◆ Materials provided:

* * *

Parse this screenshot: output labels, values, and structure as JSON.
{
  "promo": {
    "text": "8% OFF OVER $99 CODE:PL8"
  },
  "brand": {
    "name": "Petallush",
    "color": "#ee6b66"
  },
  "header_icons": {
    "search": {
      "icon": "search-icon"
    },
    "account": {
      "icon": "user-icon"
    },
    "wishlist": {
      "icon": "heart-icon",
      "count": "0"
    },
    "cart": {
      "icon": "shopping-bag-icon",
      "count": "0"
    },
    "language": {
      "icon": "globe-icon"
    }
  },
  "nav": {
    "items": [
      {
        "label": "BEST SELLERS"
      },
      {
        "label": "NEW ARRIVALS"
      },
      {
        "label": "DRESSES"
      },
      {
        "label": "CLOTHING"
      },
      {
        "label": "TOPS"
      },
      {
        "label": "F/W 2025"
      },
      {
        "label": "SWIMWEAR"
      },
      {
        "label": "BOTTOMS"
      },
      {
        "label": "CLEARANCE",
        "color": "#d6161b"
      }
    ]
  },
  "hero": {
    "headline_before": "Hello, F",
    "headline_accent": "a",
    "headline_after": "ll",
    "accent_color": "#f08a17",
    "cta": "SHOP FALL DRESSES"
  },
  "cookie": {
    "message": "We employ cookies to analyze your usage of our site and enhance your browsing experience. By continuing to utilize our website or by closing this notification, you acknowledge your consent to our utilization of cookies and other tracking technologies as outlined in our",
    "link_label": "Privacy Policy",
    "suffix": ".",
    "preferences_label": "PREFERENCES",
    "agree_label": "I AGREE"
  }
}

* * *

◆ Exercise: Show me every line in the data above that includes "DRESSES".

◆ Result for this exercise:
        "label": "DRESSES"
    "cta": "SHOP FALL DRESSES"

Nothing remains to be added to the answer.